Digital and mobile is reshaping in-market trip planning. Douglas Quinby highlighted the size and significance of activity and attraction planning and bookings, which can make up around one-quarter of the value of all travel and that often takes place in market.
Takeaway: DMOs need to be part of this marketplace, including through a reshaped (more digital and virtual) visitor center strategy.
More: View Phocuswright’s summary and presentation of research on in-market travel behavior around activities, attractions and tours.
#8: Homes vs. Hotels
Airbnb and many others create both opportunity and challenges. It’s rapidly growing, topical and often controversial. The sharing economy and “alternative accommodations” have grown rapidly in many global markets—making up around one-third of room nights in some U.S. cities (Phocuswright’s “A Market Transformed – Private Accommodation in the US," 2016). It has also emerged as a major issue in many markets bringing both benefits (additional accommodation at peak times) and costs (increased housing and rental costs).
Takeaway: Destination marketing and management organizations need to focus on the management issues and help facilitate a fact-based consideration of the market and how to regulate it in smart, sensible and innovative ways.
#9: Travel like a Local
Mainstream travel trend or a more limited opportunity? Douglas Quinby outlined the results from some of the latest research on travelers who stay with Airbnb properties that “Living like a Local”—while it is a major part of Airbnb’s marketing—is not central to how most travelers want to stay and enjoy a destination.
Takeaway: While appealing to some travelers, there are other, more important, drivers such as opportunities to interact with local culture, cuisine and activities that are far more important drivers of travel—even for those staying in alternative accommodations.
#10: The Rise of Artificial Intelligence and Messaging
The latest bright-and-shiny technology or more? Artificial Intelligence, including voice recognition search and the related trend of chatbots are offering new and powerful technology-driven service solutions.
Takeaway: These technologies will have implications for destinations and their industry (e.g.: hospitality) including visitor centers and booking solutions. As with other new, exciting technology solutions like virtual reality and augmented reality, DMOs should be careful to identify a clear target market and clear objectives before investing. Across all these technologies, “High Touch” (e.g.: great customer service; opportunities to interact with locals) as well as “High Tech” is likely to be even more valued by travelers.
10 Related, Free Resources for Destination and Tourism Marketers
5 Related Resources from Phocuswright:
Channel Surfing: Where Consumers Shop for Travel Online (sponsored by Expedia)

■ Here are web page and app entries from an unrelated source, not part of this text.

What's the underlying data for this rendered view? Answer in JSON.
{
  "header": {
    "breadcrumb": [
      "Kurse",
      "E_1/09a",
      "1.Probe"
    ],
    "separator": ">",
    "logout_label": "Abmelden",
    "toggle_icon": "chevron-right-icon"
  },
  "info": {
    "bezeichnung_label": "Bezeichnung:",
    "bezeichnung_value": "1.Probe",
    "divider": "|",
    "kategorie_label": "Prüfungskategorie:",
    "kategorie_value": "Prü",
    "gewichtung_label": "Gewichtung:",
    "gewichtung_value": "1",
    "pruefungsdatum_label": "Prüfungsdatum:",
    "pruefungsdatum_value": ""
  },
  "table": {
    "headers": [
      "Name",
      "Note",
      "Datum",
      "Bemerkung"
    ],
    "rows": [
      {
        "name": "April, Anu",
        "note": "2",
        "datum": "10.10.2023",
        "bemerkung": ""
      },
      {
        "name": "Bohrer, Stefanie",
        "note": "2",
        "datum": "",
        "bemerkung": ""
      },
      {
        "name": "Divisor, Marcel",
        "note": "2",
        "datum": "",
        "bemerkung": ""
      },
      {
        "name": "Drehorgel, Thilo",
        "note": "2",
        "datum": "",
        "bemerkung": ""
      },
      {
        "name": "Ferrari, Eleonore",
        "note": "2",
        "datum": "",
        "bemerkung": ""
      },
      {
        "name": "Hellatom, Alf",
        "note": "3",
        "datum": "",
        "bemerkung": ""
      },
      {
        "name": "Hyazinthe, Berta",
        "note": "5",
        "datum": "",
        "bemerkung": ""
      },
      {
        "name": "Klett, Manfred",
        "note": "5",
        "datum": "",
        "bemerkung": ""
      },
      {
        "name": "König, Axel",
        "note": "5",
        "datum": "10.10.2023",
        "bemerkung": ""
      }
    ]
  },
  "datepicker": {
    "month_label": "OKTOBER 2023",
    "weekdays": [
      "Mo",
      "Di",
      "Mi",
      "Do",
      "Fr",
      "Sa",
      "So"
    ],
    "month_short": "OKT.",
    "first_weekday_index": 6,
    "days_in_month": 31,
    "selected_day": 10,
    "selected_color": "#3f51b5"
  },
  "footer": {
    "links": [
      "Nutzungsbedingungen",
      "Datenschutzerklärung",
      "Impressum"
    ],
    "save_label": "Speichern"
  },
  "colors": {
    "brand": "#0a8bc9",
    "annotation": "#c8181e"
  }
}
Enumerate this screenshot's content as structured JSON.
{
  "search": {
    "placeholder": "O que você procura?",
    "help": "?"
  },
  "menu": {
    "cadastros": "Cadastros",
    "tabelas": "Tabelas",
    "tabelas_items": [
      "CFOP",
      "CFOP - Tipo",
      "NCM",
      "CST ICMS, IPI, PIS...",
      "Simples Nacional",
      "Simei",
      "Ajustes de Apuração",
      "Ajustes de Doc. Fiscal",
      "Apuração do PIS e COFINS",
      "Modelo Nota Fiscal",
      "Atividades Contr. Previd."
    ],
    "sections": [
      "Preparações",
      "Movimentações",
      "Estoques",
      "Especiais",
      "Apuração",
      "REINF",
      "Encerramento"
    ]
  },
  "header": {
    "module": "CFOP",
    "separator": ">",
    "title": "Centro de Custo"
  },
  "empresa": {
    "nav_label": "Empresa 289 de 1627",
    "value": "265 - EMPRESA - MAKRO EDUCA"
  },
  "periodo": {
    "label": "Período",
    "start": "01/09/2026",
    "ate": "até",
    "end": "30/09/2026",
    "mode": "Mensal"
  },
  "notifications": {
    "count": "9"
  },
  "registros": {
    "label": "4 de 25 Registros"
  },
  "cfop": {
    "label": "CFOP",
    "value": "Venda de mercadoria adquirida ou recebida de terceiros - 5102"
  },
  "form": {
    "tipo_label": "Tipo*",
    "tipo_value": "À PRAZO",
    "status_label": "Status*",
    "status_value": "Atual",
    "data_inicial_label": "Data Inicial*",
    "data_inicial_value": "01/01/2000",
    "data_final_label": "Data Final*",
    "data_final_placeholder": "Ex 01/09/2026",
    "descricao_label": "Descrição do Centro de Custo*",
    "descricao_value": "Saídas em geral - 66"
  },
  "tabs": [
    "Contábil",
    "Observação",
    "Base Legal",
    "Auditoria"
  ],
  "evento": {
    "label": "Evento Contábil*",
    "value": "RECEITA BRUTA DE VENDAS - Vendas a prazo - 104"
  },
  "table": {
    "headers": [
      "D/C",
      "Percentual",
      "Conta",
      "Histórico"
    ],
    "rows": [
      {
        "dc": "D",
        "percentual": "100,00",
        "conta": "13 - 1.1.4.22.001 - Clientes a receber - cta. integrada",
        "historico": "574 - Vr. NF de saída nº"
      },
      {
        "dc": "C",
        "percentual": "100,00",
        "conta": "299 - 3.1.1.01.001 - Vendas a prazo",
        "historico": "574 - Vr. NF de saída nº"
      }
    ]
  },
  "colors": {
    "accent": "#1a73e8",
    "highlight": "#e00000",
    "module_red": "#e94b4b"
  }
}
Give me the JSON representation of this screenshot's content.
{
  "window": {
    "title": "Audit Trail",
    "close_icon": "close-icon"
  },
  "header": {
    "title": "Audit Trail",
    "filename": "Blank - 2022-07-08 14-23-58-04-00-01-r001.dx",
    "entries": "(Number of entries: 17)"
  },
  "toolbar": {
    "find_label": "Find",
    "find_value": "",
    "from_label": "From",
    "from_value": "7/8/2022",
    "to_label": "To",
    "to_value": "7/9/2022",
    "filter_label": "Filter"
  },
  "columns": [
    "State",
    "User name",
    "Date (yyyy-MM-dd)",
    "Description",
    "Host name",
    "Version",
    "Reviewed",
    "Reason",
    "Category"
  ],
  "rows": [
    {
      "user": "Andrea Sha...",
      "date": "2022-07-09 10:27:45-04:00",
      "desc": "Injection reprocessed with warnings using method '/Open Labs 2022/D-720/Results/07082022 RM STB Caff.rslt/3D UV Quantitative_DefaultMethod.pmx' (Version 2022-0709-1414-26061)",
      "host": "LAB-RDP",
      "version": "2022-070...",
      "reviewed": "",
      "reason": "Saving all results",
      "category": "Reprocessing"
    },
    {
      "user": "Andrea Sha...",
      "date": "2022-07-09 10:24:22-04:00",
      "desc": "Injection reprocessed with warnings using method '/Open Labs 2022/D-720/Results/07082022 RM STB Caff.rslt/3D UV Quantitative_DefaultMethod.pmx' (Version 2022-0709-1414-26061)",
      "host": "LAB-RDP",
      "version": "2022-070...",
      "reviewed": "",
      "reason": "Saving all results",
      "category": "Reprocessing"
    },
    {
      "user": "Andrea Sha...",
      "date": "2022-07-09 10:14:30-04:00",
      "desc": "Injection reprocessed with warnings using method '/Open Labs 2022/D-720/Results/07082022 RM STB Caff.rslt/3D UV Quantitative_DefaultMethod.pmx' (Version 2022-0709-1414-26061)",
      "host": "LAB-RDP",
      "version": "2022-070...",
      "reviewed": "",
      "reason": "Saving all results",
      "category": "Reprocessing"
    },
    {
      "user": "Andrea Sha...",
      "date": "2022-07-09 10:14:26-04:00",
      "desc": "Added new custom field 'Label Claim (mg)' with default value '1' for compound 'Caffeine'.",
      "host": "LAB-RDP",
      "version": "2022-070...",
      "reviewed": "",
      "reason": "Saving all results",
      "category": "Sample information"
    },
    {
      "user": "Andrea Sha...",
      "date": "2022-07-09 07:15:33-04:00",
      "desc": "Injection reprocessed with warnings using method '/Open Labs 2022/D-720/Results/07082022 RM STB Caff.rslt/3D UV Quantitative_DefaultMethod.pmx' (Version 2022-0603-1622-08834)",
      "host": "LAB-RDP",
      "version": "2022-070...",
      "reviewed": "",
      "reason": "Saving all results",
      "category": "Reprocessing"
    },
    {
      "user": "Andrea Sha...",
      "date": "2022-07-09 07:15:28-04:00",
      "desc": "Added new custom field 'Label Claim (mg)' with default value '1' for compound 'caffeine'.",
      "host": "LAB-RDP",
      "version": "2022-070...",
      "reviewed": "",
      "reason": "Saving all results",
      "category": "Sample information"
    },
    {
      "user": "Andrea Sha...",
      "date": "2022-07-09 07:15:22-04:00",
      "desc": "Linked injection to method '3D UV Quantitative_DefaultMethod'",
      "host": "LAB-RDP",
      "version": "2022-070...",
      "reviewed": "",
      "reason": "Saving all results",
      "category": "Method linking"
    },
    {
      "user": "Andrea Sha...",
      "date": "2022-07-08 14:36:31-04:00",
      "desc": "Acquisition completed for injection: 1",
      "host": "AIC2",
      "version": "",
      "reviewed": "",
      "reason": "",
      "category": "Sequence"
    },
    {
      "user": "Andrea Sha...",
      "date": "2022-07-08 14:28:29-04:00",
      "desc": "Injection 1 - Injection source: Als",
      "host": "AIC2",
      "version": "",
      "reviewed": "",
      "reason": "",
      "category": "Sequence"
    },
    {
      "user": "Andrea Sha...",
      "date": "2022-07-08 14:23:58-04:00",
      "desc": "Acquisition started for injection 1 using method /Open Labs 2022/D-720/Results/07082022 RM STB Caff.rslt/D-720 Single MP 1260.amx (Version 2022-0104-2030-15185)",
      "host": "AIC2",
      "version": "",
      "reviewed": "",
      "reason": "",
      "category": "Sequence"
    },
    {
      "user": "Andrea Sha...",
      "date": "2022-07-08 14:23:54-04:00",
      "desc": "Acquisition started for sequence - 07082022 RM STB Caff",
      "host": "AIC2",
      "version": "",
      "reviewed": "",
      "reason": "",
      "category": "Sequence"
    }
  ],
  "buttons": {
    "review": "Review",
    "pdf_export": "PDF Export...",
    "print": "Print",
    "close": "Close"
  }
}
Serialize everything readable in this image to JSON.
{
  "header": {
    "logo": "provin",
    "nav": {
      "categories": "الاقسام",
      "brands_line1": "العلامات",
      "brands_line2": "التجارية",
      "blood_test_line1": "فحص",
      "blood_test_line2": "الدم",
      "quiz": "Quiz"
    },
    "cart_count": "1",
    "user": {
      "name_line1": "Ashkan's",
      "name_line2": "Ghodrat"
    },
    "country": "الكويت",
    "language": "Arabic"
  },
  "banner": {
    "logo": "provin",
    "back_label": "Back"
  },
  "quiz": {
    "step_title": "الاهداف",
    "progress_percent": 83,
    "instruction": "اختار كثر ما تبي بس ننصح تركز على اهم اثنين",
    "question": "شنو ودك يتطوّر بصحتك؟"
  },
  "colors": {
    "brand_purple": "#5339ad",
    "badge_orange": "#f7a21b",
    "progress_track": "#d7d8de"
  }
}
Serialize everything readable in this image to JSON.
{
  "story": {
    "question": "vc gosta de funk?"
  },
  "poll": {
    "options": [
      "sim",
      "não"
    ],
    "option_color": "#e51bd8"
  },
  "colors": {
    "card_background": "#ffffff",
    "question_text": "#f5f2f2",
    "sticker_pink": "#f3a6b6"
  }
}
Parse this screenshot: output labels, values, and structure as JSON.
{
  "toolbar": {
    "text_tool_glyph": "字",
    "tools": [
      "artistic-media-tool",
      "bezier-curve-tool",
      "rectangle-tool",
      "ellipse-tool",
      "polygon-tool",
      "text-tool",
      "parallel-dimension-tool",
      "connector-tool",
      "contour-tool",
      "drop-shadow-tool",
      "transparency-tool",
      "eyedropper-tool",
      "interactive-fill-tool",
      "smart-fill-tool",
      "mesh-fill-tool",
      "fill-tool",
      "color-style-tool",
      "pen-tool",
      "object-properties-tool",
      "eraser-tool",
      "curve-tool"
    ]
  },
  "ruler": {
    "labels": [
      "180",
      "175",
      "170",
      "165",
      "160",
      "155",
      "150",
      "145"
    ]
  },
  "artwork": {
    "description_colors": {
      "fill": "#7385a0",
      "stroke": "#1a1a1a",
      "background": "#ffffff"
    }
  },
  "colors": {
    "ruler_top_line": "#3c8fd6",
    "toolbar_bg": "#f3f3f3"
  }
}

More free research at Phocuswright’s Travel Industry Resources
Subscription/paid research at Phocuswright Research
5 Related Resources from Miles:
DMO Global Mobile Readiness Index 2016 (with Ryerson University)
Global All Stars Mainstage at DMAI’s International Conference (with Tourism Australia, South African Tourism & Ritz Carlton)
The State of the American Traveler: Generations Edition (from Destination Analysts, sponsored by Miles)